It is interesting that the word for this kind of rude person, often a business owner, that is used in several European languages including Czech, is “grobian”, which is also an English word I believe.
At Grobian’s, the place is jumping. The next bar where the service is exceedingly polite and accommodating is only about half full because the manager does not know how to use rudeness strategically and efficiently to create the right kind of atmosphere in the bar.
I received the following e-mail yesterday:
Would you mind translating the attached file? I would need this in the next hour. Please only get back to me if you are available now.
Thanks so much!
Martha Clueless, translation coordinator, We-Translate-Everything.com, Inc.
The translation was short enough, I could have done it in an hour. I kind of needed a break from German legalese anyway. Had Martha clueless called me and asked me in person, I would have done it. But how could she have called me when she does not know me? The last time I worked for this company was 7 years ago when Martha Clueless was probably still in high school. Instead of trying to get to know translators first to establish a personal relationship with them, Martha Clueless prefers to fire off an e-mail to a dozen warm bodies (presumably, these bodies are still warm since they are in the company’s files) and waits to see who will bite first.
I ignored yesterday’s request from We-Translate-Everything.com, Inc., but I did put their file into the bulging filing cabinet which I keep in my mind for agencies that I really, really don’t want to work for unless I am really, really desperate.
There is a kind of rudeness that may be good for business. As I said above, at Chez Grobian, the joint is jumping. And there is a kind of rudeness that is bad for business.
We translators are kind of like wives. We hate it when we are being taken for granted.
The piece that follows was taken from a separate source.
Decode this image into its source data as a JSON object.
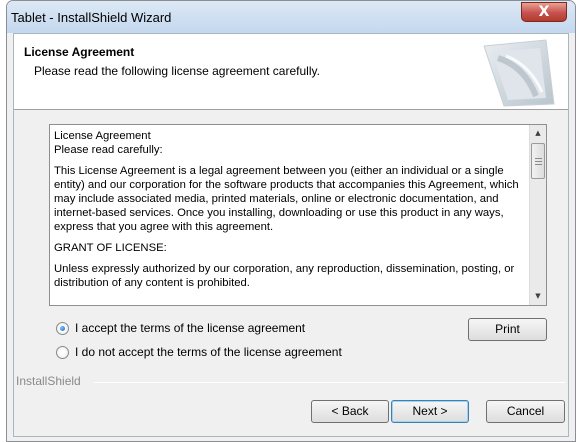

Call us unreasonable or even hysterical, but we want some respect and appreciation from people who make money from our work. Otherwise, we may simply find somebody who understands us better.